Parents who never invite anyone over to the house, never take phone calls and never speak to strangers may tend to have shy or nonsocial children. Try inviting friends and family members over, and visit neighbors. Most importantly, talk with children the same age as your child, or join in their games. If your child won't speak or join in, don't worry, you're setting an example that shows that being outgoing is something fun and positive.

You're also showing your child how to interact with others. If your child becomes agitated at your behavior (because of embarrassment), show empathy and end the interaction in a nonabrasive way. Continue this type of interaction, gradually increasing the length of time of the interactions over a course of days or weeks.

Be careful not to push a shy child too hard. You could just create more resistance. Go for gradual improvement, realizing that the child will show improvement on some days and not on others. Whenever possible, prompt shy children to speak, join in or interact with others, then ask your child what he or she thinks about something relating to the activity.

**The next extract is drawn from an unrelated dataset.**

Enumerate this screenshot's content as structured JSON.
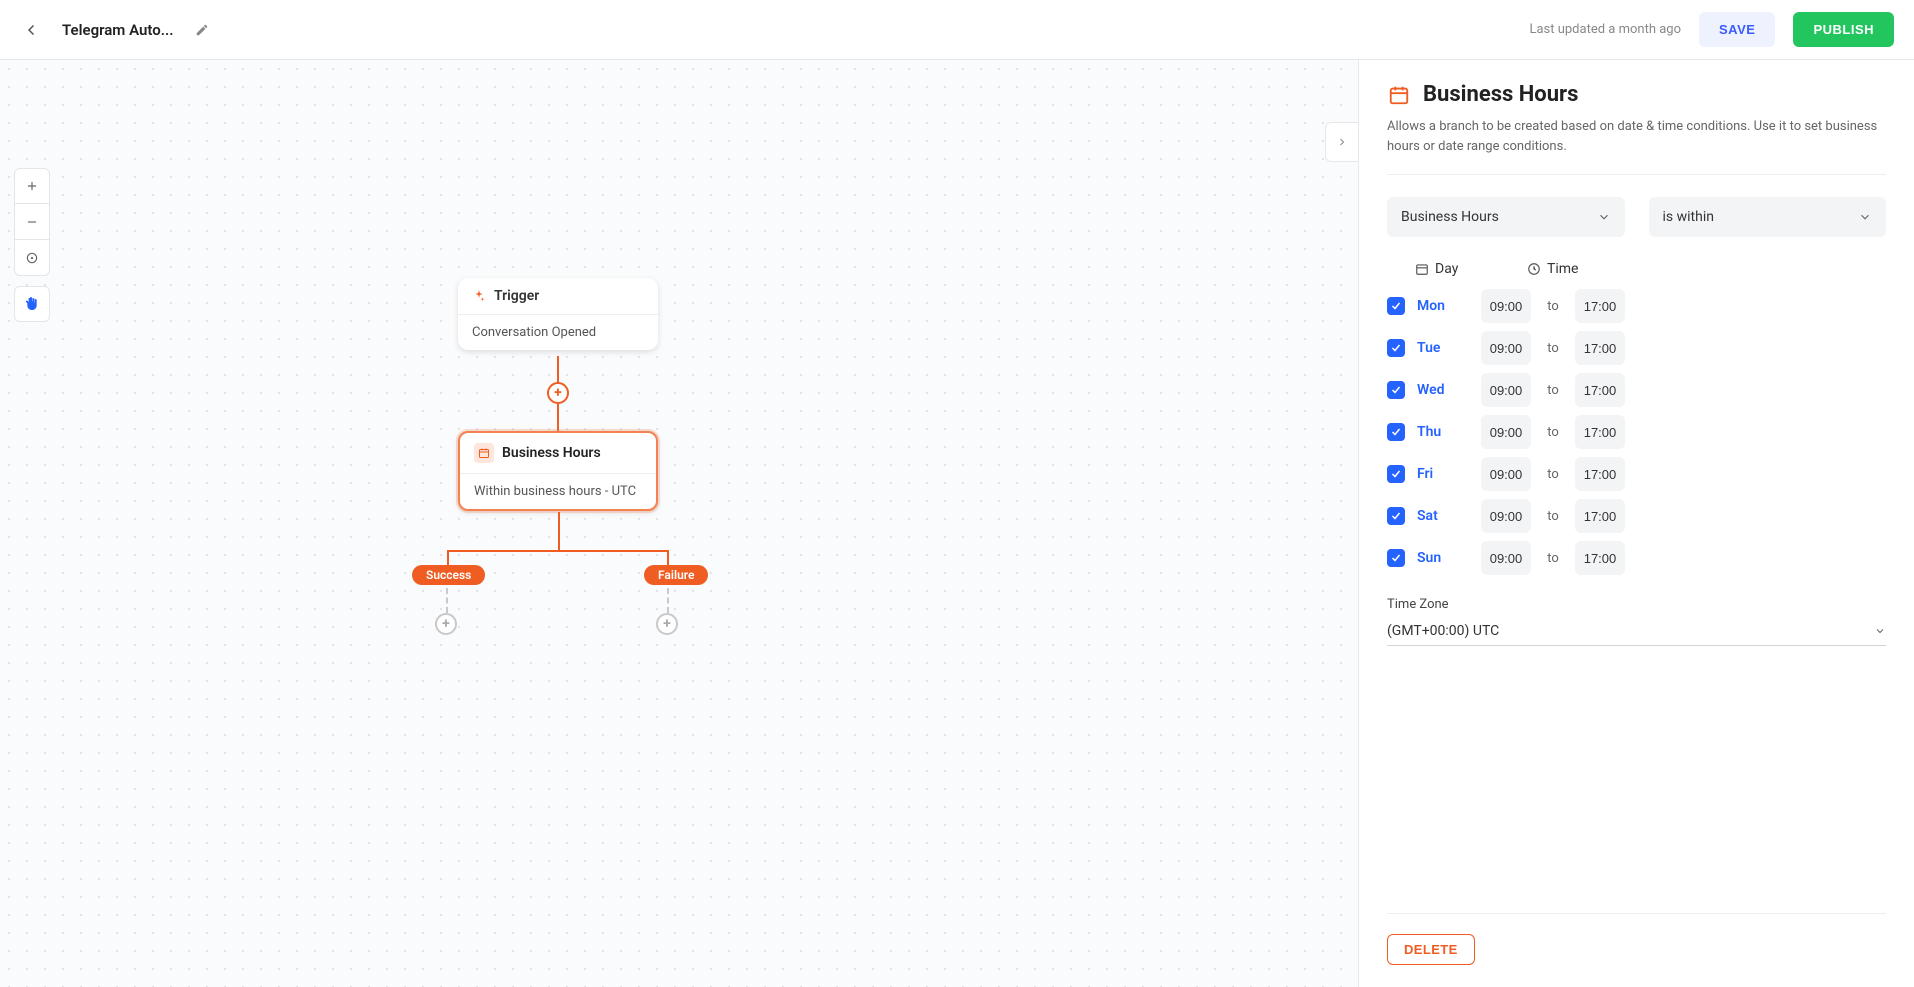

Remember that a shy child who makes even one friend in a new setting has made great progress and will eventually interact more with other children. Parents and teachers can help facilitate the process of making friends by asking two children to play together, and then talking with both of them about their common interests or activities.

Choose a willing and able child as a friend, not a child who already has a tight relationship with someone else.

Remember that understanding, unconditional love and the support of other adults can go a long way to overcome a child's shyness.